Records from a data collection:
=== Section Start ===

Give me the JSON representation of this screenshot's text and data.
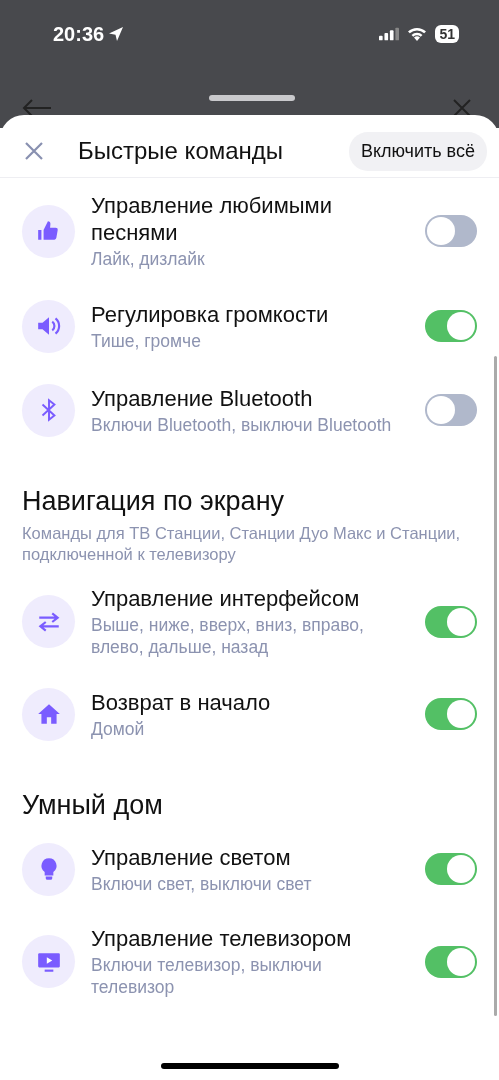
{
  "status_bar": {
    "time": "20:36",
    "battery": "51"
  },
  "header": {
    "title": "Быстрые команды",
    "action": "Включить всё"
  },
  "sections": [
    {
      "items": [
        {
          "kind": "like",
          "title": "Управление любимыми песнями",
          "subtitle": "Лайк, дизлайк",
          "on": false
        },
        {
          "kind": "volume",
          "title": "Регулировка громкости",
          "subtitle": "Тише, громче",
          "on": true
        },
        {
          "kind": "bluetooth",
          "title": "Управление Bluetooth",
          "subtitle": "Включи Bluetooth, выключи Bluetooth",
          "on": false
        }
      ]
    },
    {
      "title": "Навигация по экрану",
      "subtitle": "Команды для ТВ Станции, Станции Дуо Макс и Станции, подключенной к телевизору",
      "items": [
        {
          "kind": "arrows",
          "title": "Управление интерфейсом",
          "subtitle": "Выше, ниже, вверх, вниз, вправо, влево, дальше, назад",
          "on": true
        },
        {
          "kind": "home",
          "title": "Возврат в начало",
          "subtitle": "Домой",
          "on": true
        }
      ]
    },
    {
      "title": "Умный дом",
      "items": [
        {
          "kind": "bulb",
          "title": "Управление светом",
          "subtitle": "Включи свет, выключи свет",
          "on": true
        },
        {
          "kind": "tv",
          "title": "Управление телевизором",
          "subtitle": "Включи телевизор, выключи телевизор",
          "on": true
        }
      ]
    }
  ]
}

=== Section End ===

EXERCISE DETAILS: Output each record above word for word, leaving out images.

TASK RESULT:
Give me the JSON representation of this screenshot's text and data.
{
  "status_bar": {
    "time": "20:36",
    "battery": "51"
  },
  "header": {
    "title": "Быстрые команды",
    "action": "Включить всё"
  },
  "sections": [
    {
      "items": [
        {
          "kind": "like",
          "title": "Управление любимыми песнями",
          "subtitle": "Лайк, дизлайк",
          "on": false
        },
        {
          "kind": "volume",
          "title": "Регулировка громкости",
          "subtitle": "Тише, громче",
          "on": true
        },
        {
          "kind": "bluetooth",
          "title": "Управление Bluetooth",
          "subtitle": "Включи Bluetooth, выключи Bluetooth",
          "on": false
        }
      ]
    },
    {
      "title": "Навигация по экрану",
      "subtitle": "Команды для ТВ Станции, Станции Дуо Макс и Станции, подключенной к телевизору",
      "items": [
        {
          "kind": "arrows",
          "title": "Управление интерфейсом",
          "subtitle": "Выше, ниже, вверх, вниз, вправо, влево, дальше, назад",
          "on": true
        },
        {
          "kind": "home",
          "title": "Возврат в начало",
          "subtitle": "Домой",
          "on": true
        }
      ]
    },
    {
      "title": "Умный дом",
      "items": [
        {
          "kind": "bulb",
          "title": "Управление светом",
          "subtitle": "Включи свет, выключи свет",
          "on": true
        },
        {
          "kind": "tv",
          "title": "Управление телевизором",
          "subtitle": "Включи телевизор, выключи телевизор",
          "on": true
        }
      ]
    }
  ]
}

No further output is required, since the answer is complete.